Paris in the 1930s. We are in a bar, sipping drinks, entertained by a pianist alone on stage. In walks Madame Bijou (Chrissie Shaw), the self-described Queen of the Demimonde. A woman regaling us with stories of her life and her pleasures.
The small Butterfly Club space, with its red drapery and upright piano, along with a couple of cabaret tables feels even more intimate than usual. Shaw, a 72-year-old theatre veteran, strides through the audience from the back of the house and we are transported.
The show flits from experience to experience in Bijou’s life, mostly focused on the men she knew at eleven and thirteen and eighteen and twenty-one. Some of these tales are bawdy; some are unsettling. Shaw’s character work through Bijou’s life is the show’s strength; we feel her adolescent uncertainty and the boldness she would gain as an adult.
Throughout the show, Shaw sings songs from the period – songs by Erik Satie, Emile Spenser and Kurt Weill. Alan Hicks plays piano and is an occasional sounding board or foil for Bijou.
There are genuinely moving moments in the stories and songs, but unfortunately the show lacks a strong narrative shape. The details in the show about the period and Paris and Bijou’s young life were evocative from moment to moment, but didn’t add up to much.
Follow your dreams, enjoy your pleasure and love is nothing but trouble. All interesting snippets of ideas, barely fleshed out.
“The mirror lies, much better to look in the glass,” Bijou says, as she contemplates another glass of wine. And I take another sip of mine.

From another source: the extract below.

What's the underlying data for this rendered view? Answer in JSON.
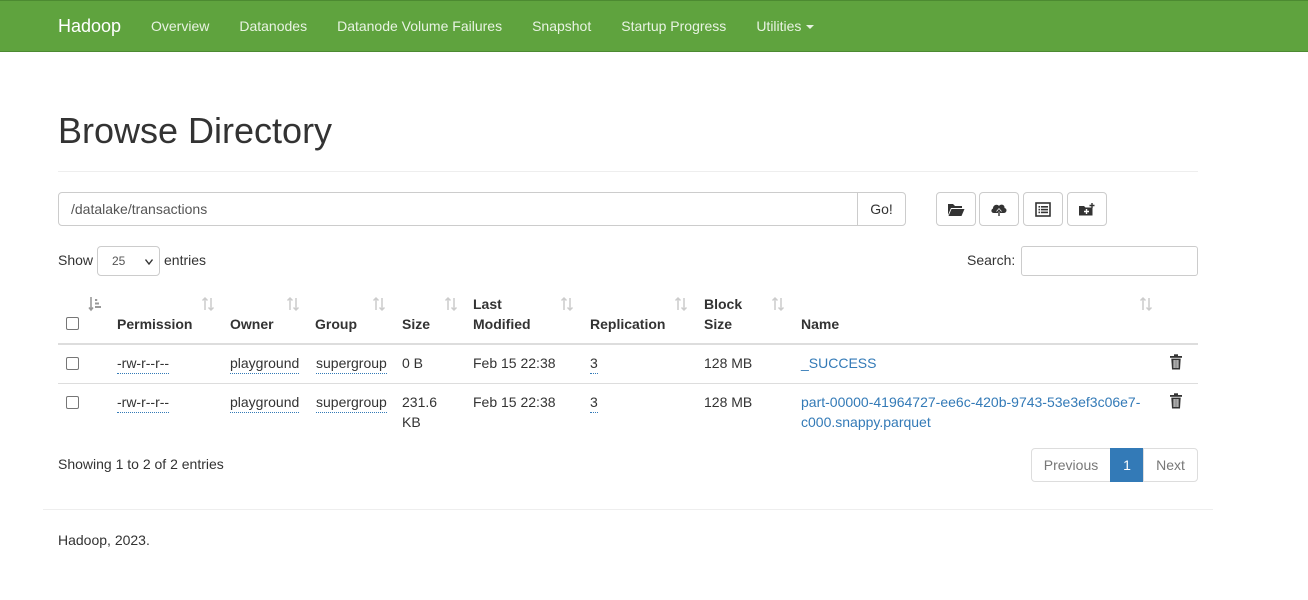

This cabaret of secrets and seduction is full of both, but disappointingly unfocused.